Bloomberg today published yet another article on the sad state of retirement affairs for many baby boomers. The point of the article is that things have changed for our retirement – and they are not going back. The author characterizes this as “the great retirement rethink.”
- The S&P has lost an annualized 0.4 percent since 2000. How pathetic this is compared with an average annual gain of 9.7 percent for the previous years going back to 1926. If I hear Dave Ramsey tell a listener to buy a “good growth stock mutual fund” one more time, I might hit the radio with a hammer.

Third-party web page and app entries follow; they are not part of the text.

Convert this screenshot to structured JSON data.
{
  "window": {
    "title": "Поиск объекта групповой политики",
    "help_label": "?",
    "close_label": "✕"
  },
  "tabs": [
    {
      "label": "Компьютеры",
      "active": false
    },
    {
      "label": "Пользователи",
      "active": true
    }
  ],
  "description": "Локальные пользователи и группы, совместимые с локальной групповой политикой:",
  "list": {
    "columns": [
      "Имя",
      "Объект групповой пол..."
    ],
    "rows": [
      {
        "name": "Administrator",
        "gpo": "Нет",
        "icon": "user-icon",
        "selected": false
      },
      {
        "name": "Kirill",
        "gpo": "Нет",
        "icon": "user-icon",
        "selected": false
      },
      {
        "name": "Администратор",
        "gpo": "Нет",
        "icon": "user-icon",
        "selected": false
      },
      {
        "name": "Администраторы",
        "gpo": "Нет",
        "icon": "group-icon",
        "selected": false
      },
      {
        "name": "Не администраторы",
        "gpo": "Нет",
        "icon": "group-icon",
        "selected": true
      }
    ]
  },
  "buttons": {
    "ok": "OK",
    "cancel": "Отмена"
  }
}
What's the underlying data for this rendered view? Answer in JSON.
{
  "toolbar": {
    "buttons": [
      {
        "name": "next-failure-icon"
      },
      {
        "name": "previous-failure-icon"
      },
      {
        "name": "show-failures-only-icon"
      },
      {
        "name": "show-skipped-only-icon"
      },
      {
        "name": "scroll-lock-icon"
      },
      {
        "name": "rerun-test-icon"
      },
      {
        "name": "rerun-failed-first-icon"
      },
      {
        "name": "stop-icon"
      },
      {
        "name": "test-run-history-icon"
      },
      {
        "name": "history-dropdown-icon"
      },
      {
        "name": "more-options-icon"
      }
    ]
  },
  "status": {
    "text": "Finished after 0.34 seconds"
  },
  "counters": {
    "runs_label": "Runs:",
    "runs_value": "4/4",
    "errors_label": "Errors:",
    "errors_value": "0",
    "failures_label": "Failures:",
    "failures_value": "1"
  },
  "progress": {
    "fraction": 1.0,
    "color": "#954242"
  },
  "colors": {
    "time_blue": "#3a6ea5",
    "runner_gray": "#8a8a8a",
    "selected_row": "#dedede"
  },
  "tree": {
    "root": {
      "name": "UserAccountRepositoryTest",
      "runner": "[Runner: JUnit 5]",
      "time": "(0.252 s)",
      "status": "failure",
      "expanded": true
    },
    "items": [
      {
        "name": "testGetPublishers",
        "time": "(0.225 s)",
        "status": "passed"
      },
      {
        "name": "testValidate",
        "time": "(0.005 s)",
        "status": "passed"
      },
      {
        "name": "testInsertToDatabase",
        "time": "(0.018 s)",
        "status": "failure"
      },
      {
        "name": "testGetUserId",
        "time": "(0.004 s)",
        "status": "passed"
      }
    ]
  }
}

- Interest rates on savings and CDs are so low that savers are being punished almost as badly as individual stock
investorsspeculators. (Did you own Netflix?)

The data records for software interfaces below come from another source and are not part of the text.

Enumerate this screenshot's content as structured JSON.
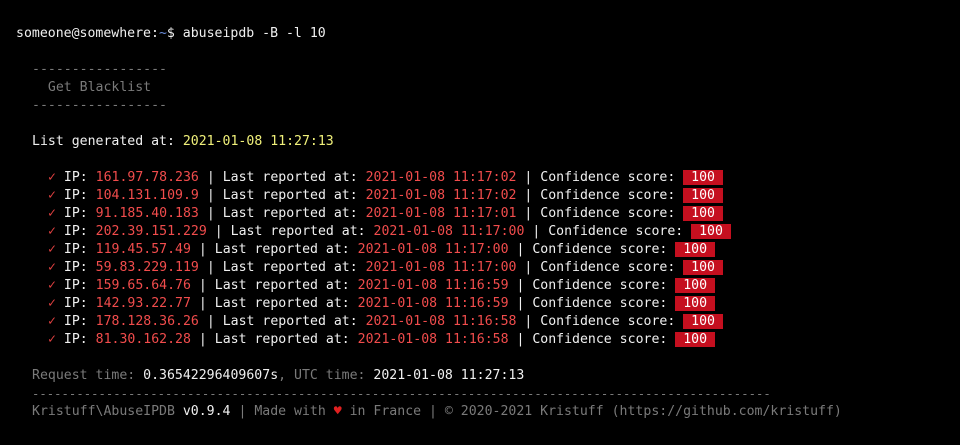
{
  "prompt": {
    "user_host": "someone@somewhere",
    "colon": ":",
    "path": "~",
    "dollar": "$ ",
    "command": "abuseipdb -B -l 10"
  },
  "header": {
    "rule_top": "-----------------",
    "title": "  Get Blacklist",
    "rule_bottom": "-----------------"
  },
  "generated": {
    "label": "List generated at: ",
    "value": "2021-01-08 11:27:13"
  },
  "rows": [
    {
      "check": "✓",
      "ip_label": " IP: ",
      "ip": "161.97.78.236",
      "sep1": " | Last reported at: ",
      "date": "2021-01-08 11:17:02",
      "sep2": " | Confidence score: ",
      "score": " 100 "
    },
    {
      "check": "✓",
      "ip_label": " IP: ",
      "ip": "104.131.109.9",
      "sep1": " | Last reported at: ",
      "date": "2021-01-08 11:17:02",
      "sep2": " | Confidence score: ",
      "score": " 100 "
    },
    {
      "check": "✓",
      "ip_label": " IP: ",
      "ip": "91.185.40.183",
      "sep1": " | Last reported at: ",
      "date": "2021-01-08 11:17:01",
      "sep2": " | Confidence score: ",
      "score": " 100 "
    },
    {
      "check": "✓",
      "ip_label": " IP: ",
      "ip": "202.39.151.229",
      "sep1": " | Last reported at: ",
      "date": "2021-01-08 11:17:00",
      "sep2": " | Confidence score: ",
      "score": " 100 "
    },
    {
      "check": "✓",
      "ip_label": " IP: ",
      "ip": "119.45.57.49",
      "sep1": " | Last reported at: ",
      "date": "2021-01-08 11:17:00",
      "sep2": " | Confidence score: ",
      "score": " 100 "
    },
    {
      "check": "✓",
      "ip_label": " IP: ",
      "ip": "59.83.229.119",
      "sep1": " | Last reported at: ",
      "date": "2021-01-08 11:17:00",
      "sep2": " | Confidence score: ",
      "score": " 100 "
    },
    {
      "check": "✓",
      "ip_label": " IP: ",
      "ip": "159.65.64.76",
      "sep1": " | Last reported at: ",
      "date": "2021-01-08 11:16:59",
      "sep2": " | Confidence score: ",
      "score": " 100 "
    },
    {
      "check": "✓",
      "ip_label": " IP: ",
      "ip": "142.93.22.77",
      "sep1": " | Last reported at: ",
      "date": "2021-01-08 11:16:59",
      "sep2": " | Confidence score: ",
      "score": " 100 "
    },
    {
      "check": "✓",
      "ip_label": " IP: ",
      "ip": "178.128.36.26",
      "sep1": " | Last reported at: ",
      "date": "2021-01-08 11:16:58",
      "sep2": " | Confidence score: ",
      "score": " 100 "
    },
    {
      "check": "✓",
      "ip_label": " IP: ",
      "ip": "81.30.162.28",
      "sep1": " | Last reported at: ",
      "date": "2021-01-08 11:16:58",
      "sep2": " | Confidence score: ",
      "score": " 100 "
    }
  ],
  "request": {
    "label": "Request time: ",
    "value": "0.36542296409607s",
    "utc_label": ", UTC time: ",
    "utc_value": "2021-01-08 11:27:13"
  },
  "footer": {
    "rule": "----------------------------------------------------------------------------------------------------",
    "brand": "Kristuff\\AbuseIPDB ",
    "version": "v0.9.4",
    "made_with": " | Made with ",
    "heart": "♥",
    "in_france": " in France | © 2020-2021 Kristuff (https://github.com/kristuff)"
  }
}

- A mere 23 percent of working Americans say they are “very confident” they will have enough money to cover basic living expenses in retirement, compared with 42 percent who said that last year. (This is why I’m on my own Failsafe Retirement System.)
- Today’s episodes of market volatility have undermined the rule of thumb that retirees may withdraw up to 4 percent of their nest eggs each year. If they want the certainty of never outliving their money, a lower withdrawal rate may be needed.
Extending your working life for five years beyond what you’d planned could add $10,000 to your annual income in retirement.
I’m less affected by the concept of a retirement “rethink” than some others. The reason is that before the economic collapse of 2008, I had not selected or targeted a certain retirement age or date. I still haven’t. Therefore, the idea that I might have to “work longer” was not very concrete to me.
Don’t get me wrong – I want Mrs. P and I to be financially prepared when I feel the time has come to stop working entirely. I just don’t know today when that will be, because I am quite content with my redesigned working life. A lot of other boomers do not have that contentment. I know that I am fortunate in that way.
I do have a goal of delaying Social Security benefits until age 70. That will affect my planning and may be considered a partial “rethink.”
So do you consider yourself to be part of the “great retirement rethink?”
Here is a link to the full article: The Great Retirement Rethink.